### Assigned task
What is needed is a word-for-word copy of all the entries, minus the pictures.

### Data for this task
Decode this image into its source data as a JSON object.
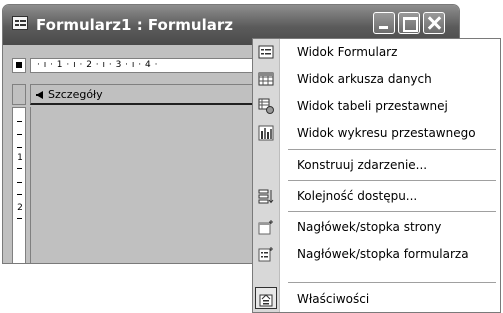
{
  "window": {
    "title": "Formularz1 : Formularz",
    "ruler_text": "· ı · 1 · ı · 2 · ı · 3 · ı · 4 ·",
    "vertical_ruler_numbers": [
      "1",
      "2"
    ],
    "section_label": "Szczegóły"
  },
  "context_menu": {
    "items": [
      {
        "label": "Widok Formularz",
        "icon": "form-view-icon"
      },
      {
        "label": "Widok arkusza danych",
        "icon": "datasheet-view-icon"
      },
      {
        "label": "Widok tabeli przestawnej",
        "icon": "pivot-table-view-icon"
      },
      {
        "label": "Widok wykresu przestawnego",
        "icon": "pivot-chart-view-icon"
      },
      {
        "label": "Konstruuj zdarzenie...",
        "icon": ""
      },
      {
        "label": "Kolejność dostępu...",
        "icon": "tab-order-icon"
      },
      {
        "label": "Nagłówek/stopka strony",
        "icon": "page-header-footer-icon"
      },
      {
        "label": "Nagłówek/stopka formularza",
        "icon": "form-header-footer-icon"
      },
      {
        "label": "Właściwości",
        "icon": "properties-icon"
      }
    ]
  }
}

### Answer section
Decode this image into its source data as a JSON object.
{
  "window": {
    "title": "Formularz1 : Formularz",
    "ruler_text": "· ı · 1 · ı · 2 · ı · 3 · ı · 4 ·",
    "vertical_ruler_numbers": [
      "1",
      "2"
    ],
    "section_label": "Szczegóły"
  },
  "context_menu": {
    "items": [
      {
        "label": "Widok Formularz",
        "icon": "form-view-icon"
      },
      {
        "label": "Widok arkusza danych",
        "icon": "datasheet-view-icon"
      },
      {
        "label": "Widok tabeli przestawnej",
        "icon": "pivot-table-view-icon"
      },
      {
        "label": "Widok wykresu przestawnego",
        "icon": "pivot-chart-view-icon"
      },
      {
        "label": "Konstruuj zdarzenie...",
        "icon": ""
      },
      {
        "label": "Kolejność dostępu...",
        "icon": "tab-order-icon"
      },
      {
        "label": "Nagłówek/stopka strony",
        "icon": "page-header-footer-icon"
      },
      {
        "label": "Nagłówek/stopka formularza",
        "icon": "form-header-footer-icon"
      },
      {
        "label": "Właściwości",
        "icon": "properties-icon"
      }
    ]
  }
}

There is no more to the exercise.